Watch this space
ISRO couldn’t have chosen a better way to celebrate 50 years of space flight than by launching its first commercial venture.india Updated: Apr 09, 2007 22:53 IST
The Indian Space Research Organisation (Isro) couldn’t have chosen a better way to celebrate 50 years of space flight than by launching its first commercial venture: lofting the Italian Space Agency’s satellite, AGILE, into orbit. Isro’s workhorse booster, the Polar Satellite Launch Vehicle (PSLV) is to carry the satellite into space on April 23. The launch will be a watershed for the Indian space agency, as it marks a big step towards garnering a large slice of the lucrative global satellite launch market. With Isro reportedly planning to launch Russian satellites and an Indonesian micro-satellite later this year, it could corner a healthy 10 per cent share of all commercial space launches in the world in the next five years.
Isro should not, however, focus overly on the PSLV launcher alone. If India is to make its mark in the international launch market, it is imperative that it leapfrogs to advanced versions of the Geo-synchronous Satellite Launch Vehicle (GSLV) as soon as possible. The GSLV remains India’s best bet for launching five-tonne payloads into geo-stationary orbit and its successful development is crucial if India is to reduce its dependence on foreign launchers like the Ariane to launch satellites weighing more than 2.5 tonnes. And even that won’t be enough.
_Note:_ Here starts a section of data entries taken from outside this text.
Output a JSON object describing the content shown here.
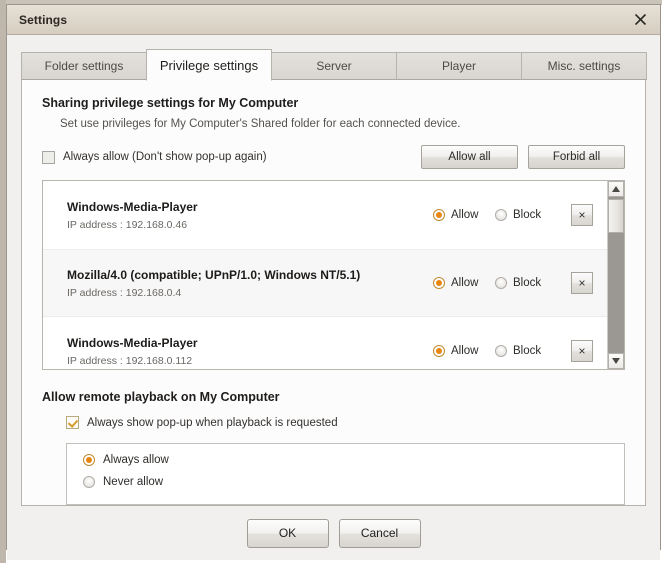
{
  "window": {
    "title": "Settings",
    "close_icon": "close-icon"
  },
  "tabs": [
    {
      "label": "Folder settings",
      "active": false
    },
    {
      "label": "Privilege settings",
      "active": true
    },
    {
      "label": "Server",
      "active": false
    },
    {
      "label": "Player",
      "active": false
    },
    {
      "label": "Misc. settings",
      "active": false
    }
  ],
  "sharing": {
    "title": "Sharing privilege settings for My Computer",
    "subtitle": "Set use privileges for My Computer's Shared folder for each connected device.",
    "always_allow_label": "Always allow (Don't show pop-up again)",
    "always_allow_checked": false,
    "allow_all_label": "Allow all",
    "forbid_all_label": "Forbid all"
  },
  "devices": {
    "allow_label": "Allow",
    "block_label": "Block",
    "remove_label": "×",
    "ip_prefix": "IP address : ",
    "rows": [
      {
        "name": "Windows-Media-Player",
        "ip": "IP address : 192.168.0.46",
        "permission": "allow"
      },
      {
        "name": "Mozilla/4.0 (compatible; UPnP/1.0; Windows NT/5.1)",
        "ip": "IP address : 192.168.0.4",
        "permission": "allow"
      },
      {
        "name": "Windows-Media-Player",
        "ip": "IP address : 192.168.0.112",
        "permission": "allow"
      }
    ]
  },
  "remote_playback": {
    "title": "Allow remote playback on My Computer",
    "popup_label": "Always show pop-up when playback is requested",
    "popup_checked": true,
    "options": [
      {
        "label": "Always allow",
        "selected": true
      },
      {
        "label": "Never allow",
        "selected": false
      }
    ]
  },
  "footer": {
    "ok_label": "OK",
    "cancel_label": "Cancel"
  },
  "colors": {
    "accent": "#e8870f",
    "titlebar": "#ddd6ca",
    "panel": "#fcfcfc"
  }
}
Satellite launch vehicles usually have a maximum of three to five per cent payload fraction capability in orbit (i.e. if they weigh 100 tonnes at lift-off, they can put three to five tonnes in low-earth orbit). So, to meet future demands of launching heavier payloads at lesser cost, even conventional boosters must make way for reusable launch vehicles (RLVs) whose low maintenance and quick turnaround time would cut launch costs to less than a tenth of current costs.
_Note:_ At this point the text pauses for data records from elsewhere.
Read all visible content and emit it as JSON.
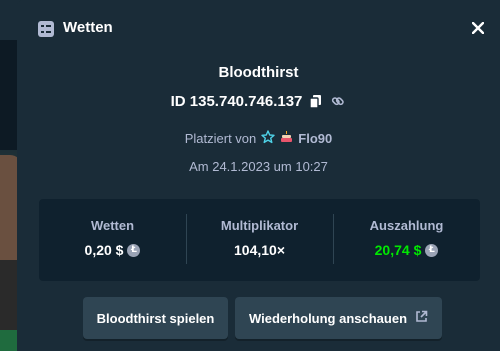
{
  "header": {
    "title": "Wetten",
    "title_icon": "bets-list-icon",
    "close_icon": "close-icon"
  },
  "bet": {
    "game_name": "Bloodthirst",
    "id_text": "ID 135.740.746.137",
    "placed_prefix": "Platziert von",
    "username": "Flo90",
    "date_text": "Am 24.1.2023 um 10:27"
  },
  "stats": {
    "wager_label": "Wetten",
    "wager_value": "0,20 $",
    "multiplier_label": "Multiplikator",
    "multiplier_value": "104,10×",
    "payout_label": "Auszahlung",
    "payout_value": "20,74 $",
    "currency_symbol": "Ł"
  },
  "buttons": {
    "play_label": "Bloodthirst spielen",
    "replay_label": "Wiederholung anschauen"
  },
  "colors": {
    "modal_bg": "#1a2c38",
    "panel_bg": "#0f212e",
    "button_bg": "#2f4553",
    "muted_text": "#b1bad3",
    "win_green": "#00e701"
  }
}
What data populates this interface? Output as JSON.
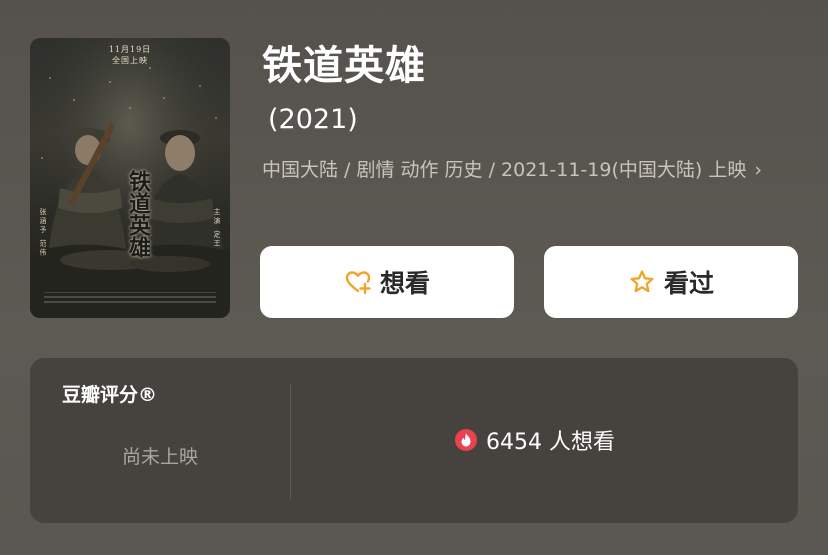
{
  "poster": {
    "date_line1": "11月19日",
    "date_line2": "全国上映",
    "title_art": "铁道英雄",
    "credit_left": "张涵予 范伟",
    "credit_right": "主演 定王"
  },
  "movie": {
    "title": "铁道英雄",
    "year": "(2021)",
    "meta": "中国大陆 / 剧情 动作 历史 / 2021-11-19(中国大陆) 上映",
    "meta_chevron": "›"
  },
  "actions": {
    "want_label": "想看",
    "seen_label": "看过",
    "want_icon": "heart-plus-icon",
    "seen_icon": "star-outline-icon",
    "accent": "#f0a52a"
  },
  "rating": {
    "title": "豆瓣评分®",
    "status": "尚未上映",
    "want_count": "6454 人想看",
    "fire_color": "#e8434f"
  }
}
A moon-struck Isro has an added incentive to accelerate its programmes on developing technologies like air-breathing engines for the RLV. For the RLV will also give India the capability to build a space station.